(Latin: movere, to move)
Whatever moves the will to act, necessarily something good, or something that attracts the mind under the appearance of good, useful, or pleasant.
Every voluntary act must have something good, or apparently good, in view.
Happiness, immediate or remote, is the motive of every action, the happiness one derives from life, health, home life, friendship, riches, distinction, pleasure, uprightness, knowledge of God in the present, and the happiness of perfect union with God in the future.
Motive thus becomes a principle of action on account of the objective worth of the good to be obtained and of the subjective disposition or inclination of the agent.

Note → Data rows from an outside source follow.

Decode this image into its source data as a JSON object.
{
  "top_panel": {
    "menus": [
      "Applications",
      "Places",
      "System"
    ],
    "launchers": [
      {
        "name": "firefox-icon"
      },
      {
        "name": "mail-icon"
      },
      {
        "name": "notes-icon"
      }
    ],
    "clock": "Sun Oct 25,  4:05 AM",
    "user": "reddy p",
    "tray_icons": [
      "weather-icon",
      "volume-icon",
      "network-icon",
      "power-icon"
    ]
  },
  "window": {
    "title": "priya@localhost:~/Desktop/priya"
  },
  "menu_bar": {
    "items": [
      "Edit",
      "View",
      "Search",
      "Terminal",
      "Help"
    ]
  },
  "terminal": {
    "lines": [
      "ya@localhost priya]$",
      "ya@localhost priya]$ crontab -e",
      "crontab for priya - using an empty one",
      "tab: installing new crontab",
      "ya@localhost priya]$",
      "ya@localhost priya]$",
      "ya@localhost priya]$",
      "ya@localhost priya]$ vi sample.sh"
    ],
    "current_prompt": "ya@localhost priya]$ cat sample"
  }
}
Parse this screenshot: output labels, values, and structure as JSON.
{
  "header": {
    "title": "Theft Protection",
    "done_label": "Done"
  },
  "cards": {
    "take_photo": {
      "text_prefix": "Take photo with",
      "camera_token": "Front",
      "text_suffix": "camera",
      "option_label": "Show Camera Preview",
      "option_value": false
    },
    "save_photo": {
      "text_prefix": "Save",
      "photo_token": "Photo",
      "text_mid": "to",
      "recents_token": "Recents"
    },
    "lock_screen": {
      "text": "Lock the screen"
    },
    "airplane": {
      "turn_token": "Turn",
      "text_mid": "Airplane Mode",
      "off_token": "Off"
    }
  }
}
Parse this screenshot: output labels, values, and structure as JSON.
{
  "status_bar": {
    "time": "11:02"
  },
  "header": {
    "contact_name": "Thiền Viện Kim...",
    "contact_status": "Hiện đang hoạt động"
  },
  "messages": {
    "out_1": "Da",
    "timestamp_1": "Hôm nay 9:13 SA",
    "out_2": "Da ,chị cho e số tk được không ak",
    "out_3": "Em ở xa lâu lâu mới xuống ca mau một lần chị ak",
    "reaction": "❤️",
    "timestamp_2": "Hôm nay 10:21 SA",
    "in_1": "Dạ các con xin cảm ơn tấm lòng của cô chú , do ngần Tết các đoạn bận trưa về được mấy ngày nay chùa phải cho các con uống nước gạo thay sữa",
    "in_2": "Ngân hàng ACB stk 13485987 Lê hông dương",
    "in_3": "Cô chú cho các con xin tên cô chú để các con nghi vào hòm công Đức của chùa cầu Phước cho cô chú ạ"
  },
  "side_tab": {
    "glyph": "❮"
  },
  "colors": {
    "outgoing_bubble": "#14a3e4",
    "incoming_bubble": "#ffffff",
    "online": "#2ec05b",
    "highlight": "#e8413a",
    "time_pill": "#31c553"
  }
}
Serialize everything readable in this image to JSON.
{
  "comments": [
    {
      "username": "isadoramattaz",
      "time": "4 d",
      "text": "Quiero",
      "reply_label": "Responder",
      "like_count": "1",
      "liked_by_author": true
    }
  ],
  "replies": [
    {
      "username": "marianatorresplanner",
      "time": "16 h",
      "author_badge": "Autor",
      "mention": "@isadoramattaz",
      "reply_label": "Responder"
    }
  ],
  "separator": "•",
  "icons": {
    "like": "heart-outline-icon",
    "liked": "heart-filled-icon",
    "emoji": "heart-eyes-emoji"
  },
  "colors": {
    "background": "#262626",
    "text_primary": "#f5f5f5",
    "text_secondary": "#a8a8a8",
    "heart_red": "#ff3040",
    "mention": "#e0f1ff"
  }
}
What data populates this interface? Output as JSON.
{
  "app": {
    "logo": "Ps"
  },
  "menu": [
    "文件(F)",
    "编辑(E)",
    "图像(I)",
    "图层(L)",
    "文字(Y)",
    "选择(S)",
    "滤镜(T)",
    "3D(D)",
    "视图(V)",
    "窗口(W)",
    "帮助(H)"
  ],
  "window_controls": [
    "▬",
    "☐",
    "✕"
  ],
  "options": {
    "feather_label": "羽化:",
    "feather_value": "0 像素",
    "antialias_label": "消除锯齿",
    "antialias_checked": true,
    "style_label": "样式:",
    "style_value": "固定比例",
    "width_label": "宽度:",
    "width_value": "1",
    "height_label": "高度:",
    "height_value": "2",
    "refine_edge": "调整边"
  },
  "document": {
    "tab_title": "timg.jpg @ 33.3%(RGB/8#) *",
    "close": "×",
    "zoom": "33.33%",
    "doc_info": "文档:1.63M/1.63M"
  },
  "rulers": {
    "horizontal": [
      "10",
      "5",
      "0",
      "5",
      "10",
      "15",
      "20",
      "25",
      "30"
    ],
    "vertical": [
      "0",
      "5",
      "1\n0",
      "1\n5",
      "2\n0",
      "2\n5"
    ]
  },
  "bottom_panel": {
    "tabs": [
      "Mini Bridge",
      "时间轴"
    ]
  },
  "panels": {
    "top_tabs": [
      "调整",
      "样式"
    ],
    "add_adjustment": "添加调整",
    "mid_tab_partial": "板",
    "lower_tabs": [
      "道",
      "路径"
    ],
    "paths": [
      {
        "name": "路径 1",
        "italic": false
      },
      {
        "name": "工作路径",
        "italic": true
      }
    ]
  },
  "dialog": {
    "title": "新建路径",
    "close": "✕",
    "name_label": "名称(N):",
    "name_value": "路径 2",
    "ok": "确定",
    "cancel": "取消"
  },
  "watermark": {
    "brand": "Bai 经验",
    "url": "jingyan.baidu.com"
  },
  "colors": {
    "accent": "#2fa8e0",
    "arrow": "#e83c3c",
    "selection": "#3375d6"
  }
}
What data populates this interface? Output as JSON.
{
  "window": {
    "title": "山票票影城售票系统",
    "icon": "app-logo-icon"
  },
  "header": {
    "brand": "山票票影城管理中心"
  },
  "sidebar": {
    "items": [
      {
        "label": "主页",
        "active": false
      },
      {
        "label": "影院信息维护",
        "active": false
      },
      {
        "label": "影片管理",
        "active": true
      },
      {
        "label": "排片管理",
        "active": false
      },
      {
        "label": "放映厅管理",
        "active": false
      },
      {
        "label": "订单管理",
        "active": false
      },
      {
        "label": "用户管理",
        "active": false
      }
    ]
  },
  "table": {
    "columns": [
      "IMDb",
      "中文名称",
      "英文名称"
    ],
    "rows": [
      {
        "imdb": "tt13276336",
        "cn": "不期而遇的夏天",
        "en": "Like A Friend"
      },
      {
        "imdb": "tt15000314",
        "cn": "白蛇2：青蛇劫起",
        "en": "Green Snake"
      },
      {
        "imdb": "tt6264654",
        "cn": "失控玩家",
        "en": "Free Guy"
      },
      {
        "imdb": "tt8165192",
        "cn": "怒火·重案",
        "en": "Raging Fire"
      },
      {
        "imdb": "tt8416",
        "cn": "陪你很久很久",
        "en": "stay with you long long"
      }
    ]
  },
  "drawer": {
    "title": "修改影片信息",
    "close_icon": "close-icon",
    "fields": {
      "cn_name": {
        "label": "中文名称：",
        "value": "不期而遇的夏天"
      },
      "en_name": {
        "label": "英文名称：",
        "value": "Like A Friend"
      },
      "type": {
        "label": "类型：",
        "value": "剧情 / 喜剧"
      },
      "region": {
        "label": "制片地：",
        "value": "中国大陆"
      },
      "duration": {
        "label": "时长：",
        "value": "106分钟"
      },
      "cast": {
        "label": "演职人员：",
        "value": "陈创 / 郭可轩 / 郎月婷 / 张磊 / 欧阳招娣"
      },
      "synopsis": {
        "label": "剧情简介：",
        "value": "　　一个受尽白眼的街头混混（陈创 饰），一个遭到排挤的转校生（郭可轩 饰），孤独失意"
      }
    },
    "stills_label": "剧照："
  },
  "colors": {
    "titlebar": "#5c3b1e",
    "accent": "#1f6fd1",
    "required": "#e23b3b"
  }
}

This is why we are said to know a person from motives, to judge of character by the aims and ideals of the person in question and of the methods employed to attain them.
New Catholic Dictionary